· Sister gave each of us a colorful magazine picture. We listed in our Big Chief Tablet all the persons, places, and things we saw. We used these pictures throughout the year as we learned each new part of speech.
· Next, we took our tablets home and wrote in them all the nouns we saw. The next day, we shared our lists and got ribbons for outstanding nouns. The noun block went on the bulletin board. All alone.
· We learned additional nouns, going from general to specific: Vehicle, car, sedan, Chevrolet. Animal, cat, tiger, Tony the Tiger. Toy, game, Monopoly. House, room, kitchen, pantry. Furniture, footstool, hassock, ottoman.
· Each of us pantomimed doing something while the rest of our classmates called out each action they saw us perform.
· We took our Big Chief tablets home and wrote in them all the verbs/actions we saw. The next day we got ribbons for our most descriptive actions; zoom, whittle, stumble, twist. Sister pinned the verb block to the right of the noun on the bulletin board. Thus, we saw first visual of the most common syntax of the English language.

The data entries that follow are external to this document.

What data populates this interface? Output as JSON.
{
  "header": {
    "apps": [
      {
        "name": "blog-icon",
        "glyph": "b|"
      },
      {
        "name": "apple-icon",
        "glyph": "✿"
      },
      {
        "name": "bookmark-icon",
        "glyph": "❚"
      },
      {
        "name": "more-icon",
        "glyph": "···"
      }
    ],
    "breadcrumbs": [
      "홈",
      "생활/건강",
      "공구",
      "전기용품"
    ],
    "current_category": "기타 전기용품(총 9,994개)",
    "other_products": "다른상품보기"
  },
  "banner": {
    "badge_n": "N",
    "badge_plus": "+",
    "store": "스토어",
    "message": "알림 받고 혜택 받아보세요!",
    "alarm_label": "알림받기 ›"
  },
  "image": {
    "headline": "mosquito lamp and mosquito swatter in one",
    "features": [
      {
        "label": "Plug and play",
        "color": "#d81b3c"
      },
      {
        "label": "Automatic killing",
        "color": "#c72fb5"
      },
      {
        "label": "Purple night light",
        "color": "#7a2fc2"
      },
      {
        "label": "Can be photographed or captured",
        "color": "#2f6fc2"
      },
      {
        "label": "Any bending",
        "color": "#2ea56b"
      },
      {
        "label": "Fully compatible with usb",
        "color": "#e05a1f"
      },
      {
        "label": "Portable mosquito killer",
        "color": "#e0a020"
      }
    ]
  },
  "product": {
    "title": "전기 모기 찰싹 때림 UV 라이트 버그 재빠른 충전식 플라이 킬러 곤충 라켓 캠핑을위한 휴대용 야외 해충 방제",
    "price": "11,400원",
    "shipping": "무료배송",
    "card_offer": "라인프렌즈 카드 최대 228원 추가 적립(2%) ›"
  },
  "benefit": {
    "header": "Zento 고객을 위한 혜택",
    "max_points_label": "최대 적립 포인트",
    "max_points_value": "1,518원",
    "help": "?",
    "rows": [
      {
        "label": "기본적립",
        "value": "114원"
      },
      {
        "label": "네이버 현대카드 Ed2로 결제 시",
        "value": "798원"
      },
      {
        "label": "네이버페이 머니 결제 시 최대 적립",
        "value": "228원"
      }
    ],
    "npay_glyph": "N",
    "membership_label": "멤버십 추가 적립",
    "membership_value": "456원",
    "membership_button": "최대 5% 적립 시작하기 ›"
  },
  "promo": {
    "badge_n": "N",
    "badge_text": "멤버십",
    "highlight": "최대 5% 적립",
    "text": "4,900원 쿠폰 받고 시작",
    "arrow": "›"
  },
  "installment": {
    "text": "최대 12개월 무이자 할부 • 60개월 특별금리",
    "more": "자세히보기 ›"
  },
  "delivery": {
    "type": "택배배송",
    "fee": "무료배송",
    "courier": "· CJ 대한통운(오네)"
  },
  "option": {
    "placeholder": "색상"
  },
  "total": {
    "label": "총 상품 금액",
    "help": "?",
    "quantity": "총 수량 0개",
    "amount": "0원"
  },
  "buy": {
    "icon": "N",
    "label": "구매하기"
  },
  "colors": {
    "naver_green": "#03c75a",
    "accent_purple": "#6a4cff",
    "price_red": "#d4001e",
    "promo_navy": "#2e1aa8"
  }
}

· Once again we learned more specific synonyms: Walk, amble, meander, stroll, plod, hike. Run, dash, sprint. Smile, laugh, guffaw, chortle, giggle, tee-hee, smirk. Read, peruse, scan, skim.
· Next we built simple sentences with our lists of nouns and verbs: Cats jump. Mothers read. Dads whittle. Dogs protect. Cars zoom. Children play.
· Each of us pantomimed a noun and its action before the class: book falls, foot kicks, hand raises, lips whistle, face smiles, eraser erases, chalk writes.
· We returned to our tablet pages of nouns and added a one-word description of each: Furry kittens jump. Busy mothers read. Tired dads whittle. Yellow dogs protect. Racing cars zoom. Happy children play. The adjective block went on the bulletin board to the left of the noun.
· We did the same for our list of actions: Furry kittens jump high. Busy mothers read aloud. Tired dads whittle easily. Yellow dogs scratch frantically. Racing cars zoom nosily.
· Sister added the adverb block to the right of the verb. We now had four different colored blocks in a line: Adjectival modifier, noun subject, verb predicate, and adverbial modifier.
· The list of assignments and activities went on throughout the year: block by block, step by step, a progression of learning.
· Ultimately, we got to sentences with a modified subject, a modified verb or action word, a noun used as a direct object, and a number of prepositional phrases used to describe the nouns or the verb.
· To do all this, Sister would usually start by pantomiming a scene that became a sentence. We might end up with the following: In her frayed black habit, the tired teacher accidentally dropped the dog-eared geography book on the wooden desk by the window.
Now we were ready for sixth grade when we would begin to study the various types of sentences and learn more about punctuation. In seventh grade we’d diagram these sentences and locate misplaced modifiers. It was there that syntax began to make sense.
Is this how you learned the parts of speech and how to build sentences? When did you first begin to realize the power of words? And how has that early training affected your writing? Have you had to forget a few things?!?!?
All photographs from Wikipedia.